Towards the end of our chat, Piersante could not help but launched himself into a vehement invective:
“This has been going on for years, is it possible that no one out there has noticed?” – Piersante asked sarcastically – “Have Machine Learning algorithms made humans blind? But above all, how is it possible that a similar way of being online was even conceived in a structured company with solid international foundations? How did this slimy SEO idea, the “French Link”, lead to vandalizing hundreds of Italian public sites for all to see for marketing reasons? Did someone decide it? Did it work its way up gradually? For trial and error? Certainly, from a certain point on the “French Link” industrialized on a large scale.”
And he finalized his invective:
“Does it not occur to them that, if discovered, this way of acting can represent a serious reputational catastrophe for the creators/authors/associated brands? Which hubris in bubonic form possesses them to think that a scam of this magnitude, involving so many people leaving so many traces, will not come to the surface?”
But one sentence, above all, struck me for its truth: “The evil that SEOs do lives after them, the good is often buried with their bones.”
On the other hand, I cannot but think how Google itself is still not able to individuate these kinds of patterns.
Google probably gives a vote of confidence to institutional websites and fails to consider that frauds like these can be put into practice precisely to obtain heavy links from supposedly trustworthy websites.
Perhaps, Google should start considering these sites like everyone else, a bit like years ago it started paying attention to scholarship links from .Edu websites.
A surprise ending

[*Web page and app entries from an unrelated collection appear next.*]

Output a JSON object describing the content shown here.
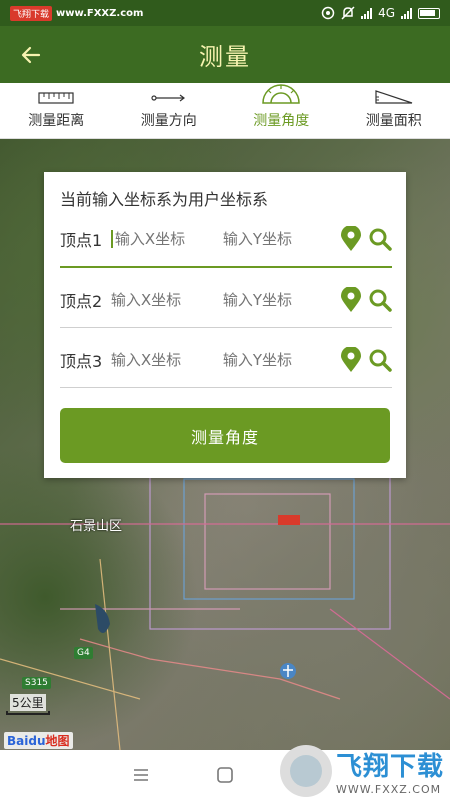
{
  "status_bar": {
    "watermark_label": "飞翔下载",
    "url": "www.FXXZ.com",
    "network": "4G"
  },
  "header": {
    "title": "测量"
  },
  "tabs": [
    {
      "label": "测量距离",
      "icon": "ruler-icon"
    },
    {
      "label": "测量方向",
      "icon": "direction-arrow-icon"
    },
    {
      "label": "测量角度",
      "icon": "protractor-icon",
      "active": true
    },
    {
      "label": "测量面积",
      "icon": "area-triangle-icon"
    }
  ],
  "card": {
    "title": "当前输入坐标系为用户坐标系",
    "vertices": [
      {
        "label": "顶点1",
        "x_placeholder": "输入X坐标",
        "y_placeholder": "输入Y坐标"
      },
      {
        "label": "顶点2",
        "x_placeholder": "输入X坐标",
        "y_placeholder": "输入Y坐标"
      },
      {
        "label": "顶点3",
        "x_placeholder": "输入X坐标",
        "y_placeholder": "输入Y坐标"
      }
    ],
    "button_label": "测量角度"
  },
  "map": {
    "district_label": "石景山区",
    "road_shields": [
      "G4",
      "S315"
    ],
    "scale_label": "5公里",
    "logo_text": "Baidu",
    "logo_suffix": "地图"
  },
  "watermark": {
    "title": "飞翔下载",
    "url": "WWW.FXXZ.COM"
  },
  "colors": {
    "accent": "#6b9a23",
    "header": "#3c6b22",
    "status_bar": "#305b1c",
    "title_text": "#f7f3b0"
  }
}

On June 16, the ANCI (National Association of Italian Municipalities), having been warned of the ARERA case, took a rather clear public position, also going into the details of the techniques used by Selectra:
However, the backlinks are still live on many municipalities’ websites, so it is Google the actor that should enter the stage, and start deeply analyzing the real nature of the backlinks .gov and institutional websites publish.
Post credit sequence
In any case, as Julius Caesar said once: “Caesar’s wife must not only be honest but also seem so”.
In other words, in the SEO world, as in every aspect of life, some kinds of mistakes – even if they had been committed unintentionally, can not have consequences.